In the early morning hours of Feb. 9, heavy rainfall and a high tide combined to knock off line Seattle’s 52-year-old West Point wastewater treatment plant. As the waterfront plant flooded and equipment failed, system operators routed up to 200 million gallons of combined runoff and effluent—90% stormwater and 10% wastewater—to an emergency bypass outfall, then into the Puget Sound.
West Point handles between 90 million to 300 million gallons a day during storm seasons. Weeks later, West Point was still at 50% capacity for primary treatment and providing no secondary treatment, even though that section of the plant wasn’t damaged.

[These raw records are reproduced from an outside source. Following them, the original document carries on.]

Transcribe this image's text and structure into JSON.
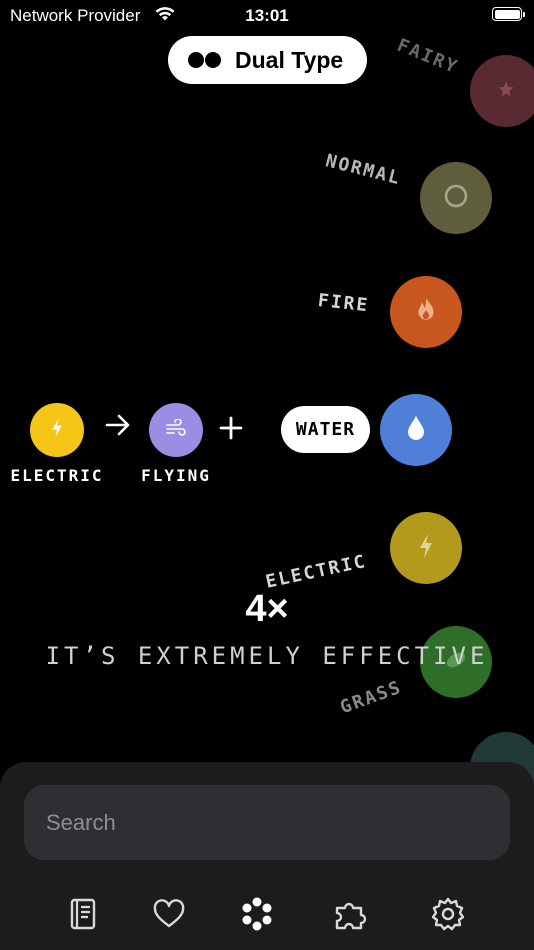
{
  "status_bar": {
    "carrier": "Network Provider",
    "time": "13:01"
  },
  "mode": {
    "label": "Dual Type"
  },
  "floating_types": [
    {
      "label": "FAIRY",
      "color": "#5a2a32",
      "icon": "star-icon"
    },
    {
      "label": "NORMAL",
      "color": "#5e5e3c",
      "icon": "circle-icon"
    },
    {
      "label": "FIRE",
      "color": "#c8571f",
      "icon": "flame-icon"
    },
    {
      "label": "WATER",
      "color": "#4f7fd6",
      "icon": "water-drop-icon"
    },
    {
      "label": "ELECTRIC",
      "color": "#b39a1c",
      "icon": "lightning-icon"
    },
    {
      "label": "GRASS",
      "color": "#2f6e28",
      "icon": "leaf-icon"
    }
  ],
  "combo": {
    "attacker": {
      "label": "ELECTRIC",
      "color": "#f5c518",
      "icon": "lightning-icon"
    },
    "defender_1": {
      "label": "FLYING",
      "color": "#9d8ce3",
      "icon": "wind-icon"
    },
    "defender_2": {
      "label": "WATER",
      "color": "#4f7fd6",
      "icon": "water-drop-icon"
    }
  },
  "result": {
    "multiplier": "4×",
    "text": "IT’S EXTREMELY EFFECTIVE"
  },
  "search": {
    "placeholder": "Search"
  },
  "tabs": [
    {
      "name": "pokedex",
      "icon": "book-icon"
    },
    {
      "name": "favorites",
      "icon": "heart-icon"
    },
    {
      "name": "types",
      "icon": "dots-icon"
    },
    {
      "name": "puzzle",
      "icon": "puzzle-icon"
    },
    {
      "name": "settings",
      "icon": "gear-icon"
    }
  ]
}
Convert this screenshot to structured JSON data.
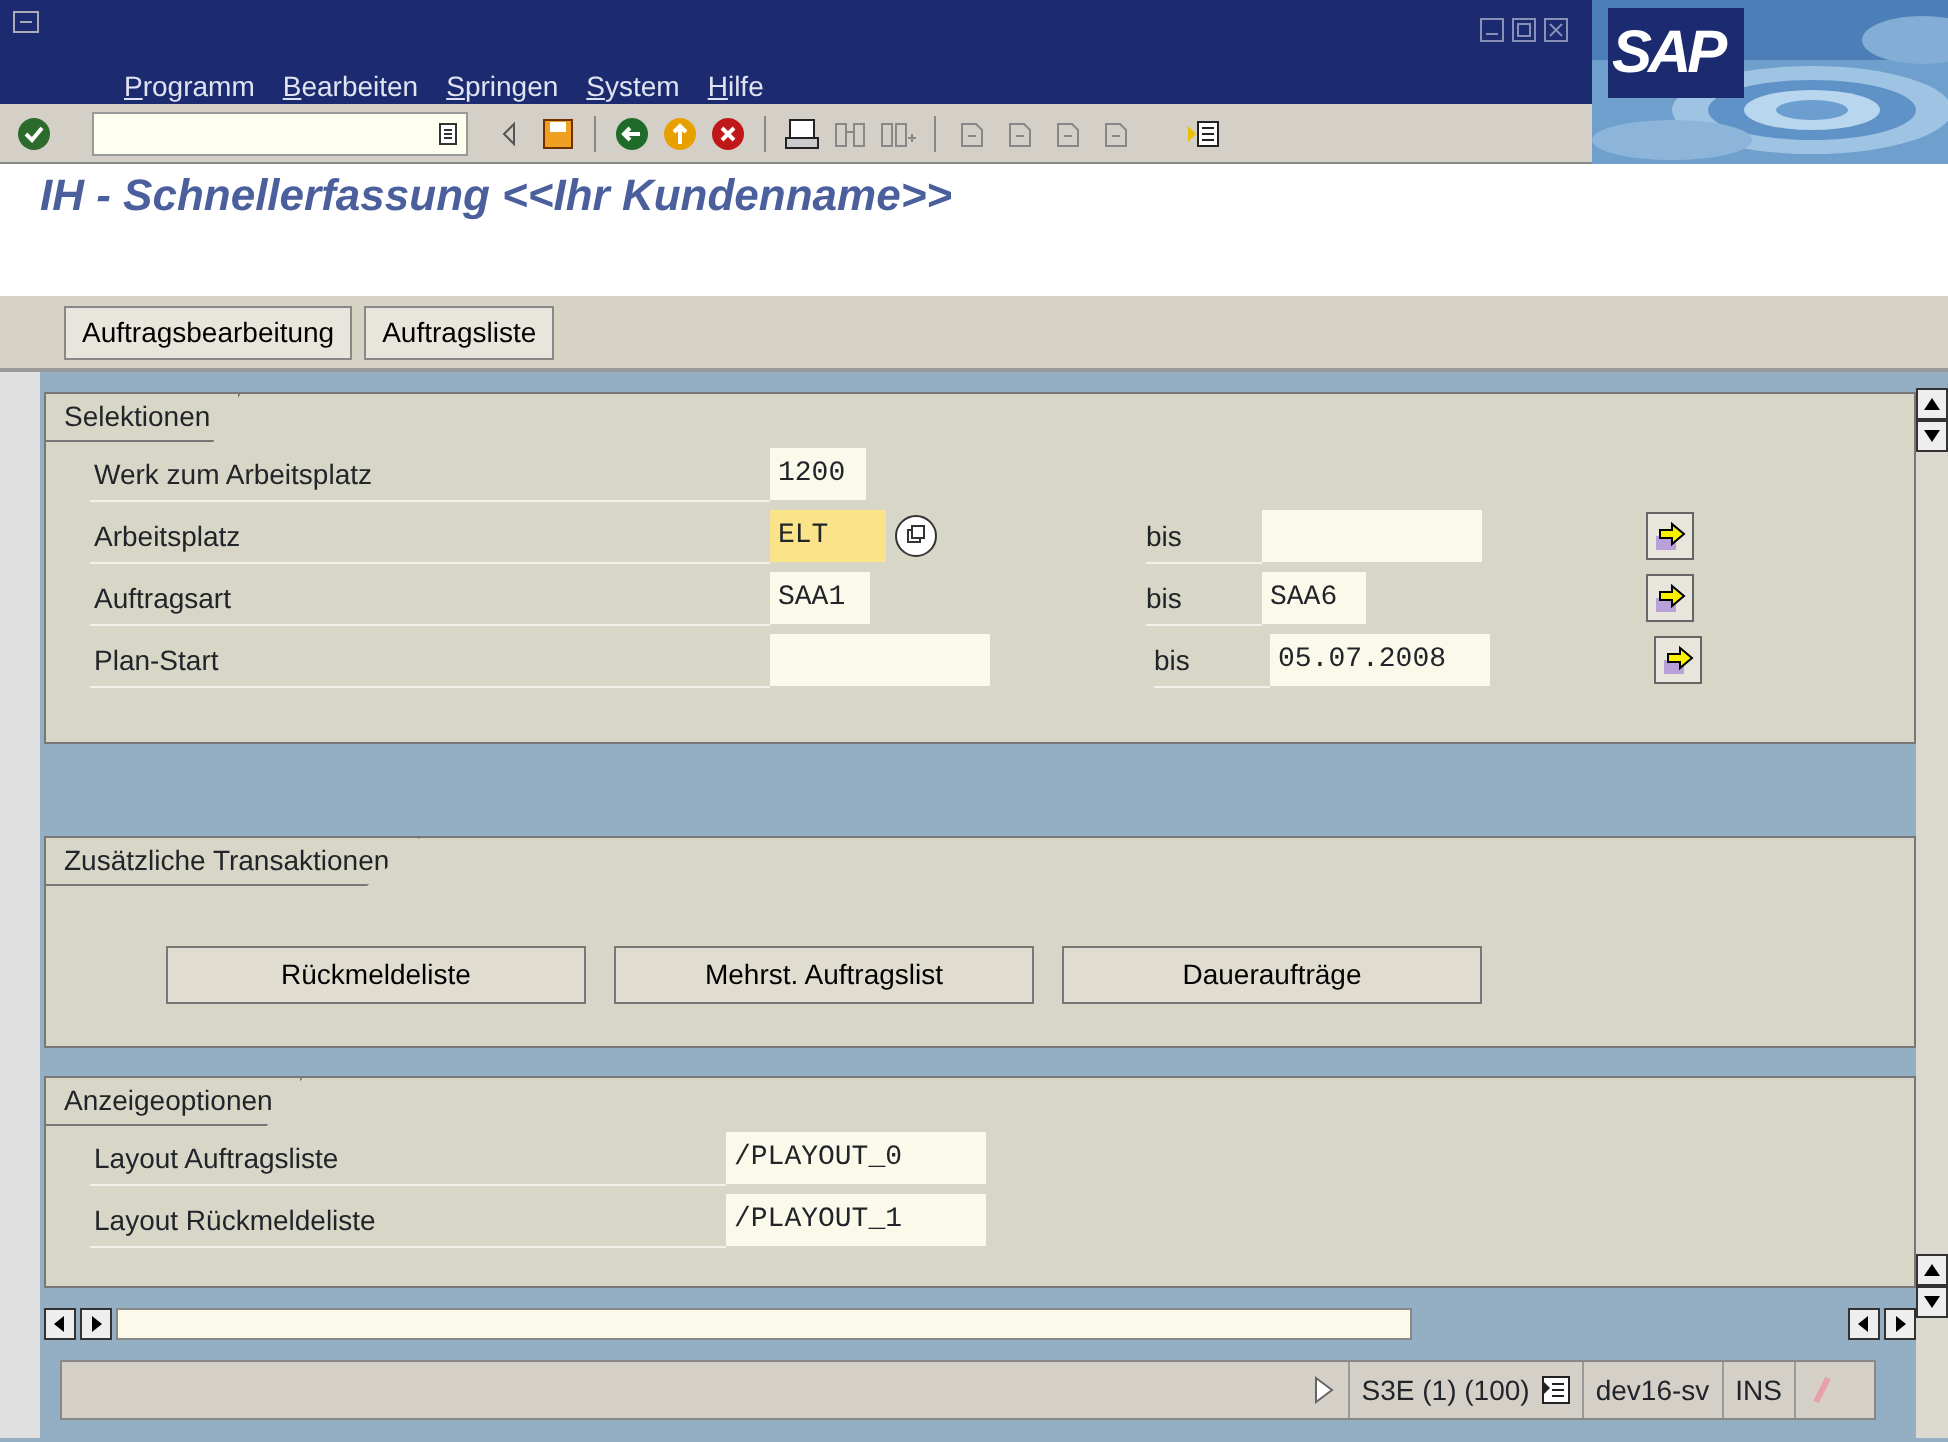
{
  "window": {
    "menu": [
      {
        "label": "Programm"
      },
      {
        "label": "Bearbeiten"
      },
      {
        "label": "Springen"
      },
      {
        "label": "System"
      },
      {
        "label": "Hilfe"
      }
    ],
    "logo": "SAP"
  },
  "title": "IH - Schnellerfassung <<Ihr Kundenname>>",
  "app_buttons": [
    "Auftragsbearbeitung",
    "Auftragsliste"
  ],
  "selections": {
    "title": "Selektionen",
    "rows": [
      {
        "kind": "single",
        "label": "Werk zum Arbeitsplatz",
        "from": "1200"
      },
      {
        "kind": "range",
        "label": "Arbeitsplatz",
        "from": "ELT",
        "focused": true,
        "help": true,
        "bis": "bis"
      },
      {
        "kind": "range",
        "label": "Auftragsart",
        "from": "SAA1",
        "focused": false,
        "bis": "bis",
        "to": "SAA6"
      },
      {
        "kind": "range",
        "label": "Plan-Start",
        "focused": false,
        "bis": "bis",
        "to": "05.07.2008"
      }
    ]
  },
  "transactions": {
    "title": "Zusätzliche Transaktionen",
    "buttons": [
      "Rückmeldeliste",
      "Mehrst. Auftragslist",
      "Daueraufträge"
    ]
  },
  "display_options": {
    "title": "Anzeigeoptionen",
    "rows": [
      {
        "label": "Layout Auftragsliste",
        "value": "/PLAYOUT_0"
      },
      {
        "label": "Layout Rückmeldeliste",
        "value": "/PLAYOUT_1"
      }
    ]
  },
  "status_bar": {
    "system": "S3E (1) (100)",
    "server": "dev16-sv",
    "mode": "INS"
  }
}
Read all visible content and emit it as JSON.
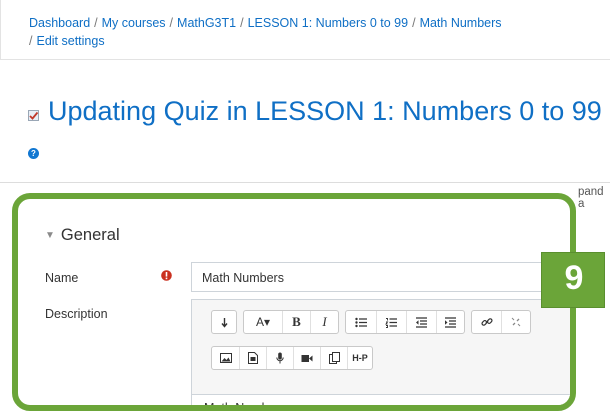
{
  "breadcrumb": {
    "items": [
      "Dashboard",
      "My courses",
      "MathG3T1",
      "LESSON 1: Numbers 0 to 99",
      "Math Numbers",
      "Edit settings"
    ],
    "separator": "/"
  },
  "page": {
    "title": "Updating Quiz in LESSON 1: Numbers 0 to 99",
    "help_icon_glyph": "?",
    "expand_all_partial": "pand a"
  },
  "form": {
    "section_title": "General",
    "name_label": "Name",
    "name_value": "Math Numbers",
    "required_icon_glyph": "!",
    "description_label": "Description",
    "description_value": "Math Numbers"
  },
  "editor_toolbar": {
    "row1": [
      "collapse-icon",
      "font-style-icon",
      "bold-icon",
      "italic-icon",
      "unordered-list-icon",
      "ordered-list-icon",
      "outdent-icon",
      "indent-icon",
      "link-icon",
      "unlink-icon"
    ],
    "row2": [
      "image-icon",
      "media-icon",
      "record-audio-icon",
      "record-video-icon",
      "manage-files-icon",
      "h5p-icon"
    ],
    "font_style_label": "A▾",
    "bold_label": "B",
    "italic_label": "I",
    "h5p_label": "H-P"
  },
  "annotation": {
    "step_number": "9",
    "color": "#6ba539"
  },
  "colors": {
    "link": "#0f6fc5",
    "required": "#ca3120",
    "help": "#1177d1"
  }
}
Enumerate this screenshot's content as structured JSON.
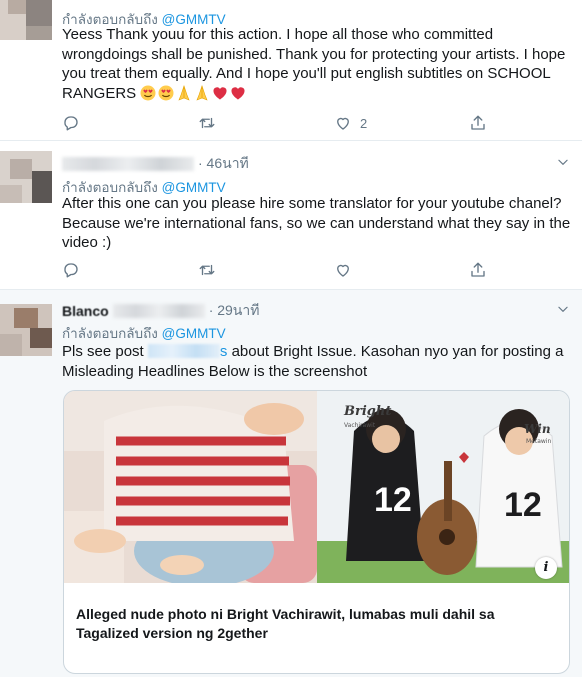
{
  "tweets": [
    {
      "replying_prefix": "กำลังตอบกลับถึง",
      "mention": "@GMMTV",
      "text": "Yeess Thank youu for this action. I hope all those who committed wrongdoings shall be punished. Thank you for protecting your artists. I hope you treat them equally. And I hope you'll put english subtitles on SCHOOL RANGERS",
      "emojis": [
        "heart-eyes",
        "heart-eyes",
        "folded-hands",
        "folded-hands",
        "red-heart",
        "red-heart"
      ],
      "like_count": "2"
    },
    {
      "timestamp": "· 46นาที",
      "replying_prefix": "กำลังตอบกลับถึง",
      "mention": "@GMMTV",
      "text": "After this one can you please hire some translator for your youtube chanel? Because we're international fans, so we can understand what they say in the video :)"
    },
    {
      "name": "Blanco",
      "timestamp": "· 29นาที",
      "replying_prefix": "กำลังตอบกลับถึง",
      "mention": "@GMMTV",
      "text_before_link": "Pls see post",
      "link_tail": "s",
      "text_after_link": "about Bright Issue. Kasohan nyo yan for posting a Misleading Headlines Below is the screenshot",
      "card": {
        "title": "Alleged nude photo ni Bright Vachirawit, lumabas muli dahil sa Tagalized version ng 2gether",
        "image_label_left": "Bright",
        "image_sub_left": "Vachirawit",
        "image_label_right": "Win",
        "image_sub_right": "Metawin",
        "jersey_number_1": "12",
        "jersey_number_2": "12",
        "info_icon": "i"
      }
    }
  ],
  "icons": {
    "reply": "reply-icon",
    "retweet": "retweet-icon",
    "like": "heart-icon",
    "share": "share-icon",
    "caret": "chevron-down-icon"
  },
  "colors": {
    "link": "#1b95e0",
    "secondary_text": "#657786",
    "border": "#e6ecf0"
  }
}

Instead, operators were diverting flows to the plant’s deepwater outfall three-quarters of a mile offshore, on the bottom of the Puget Sound.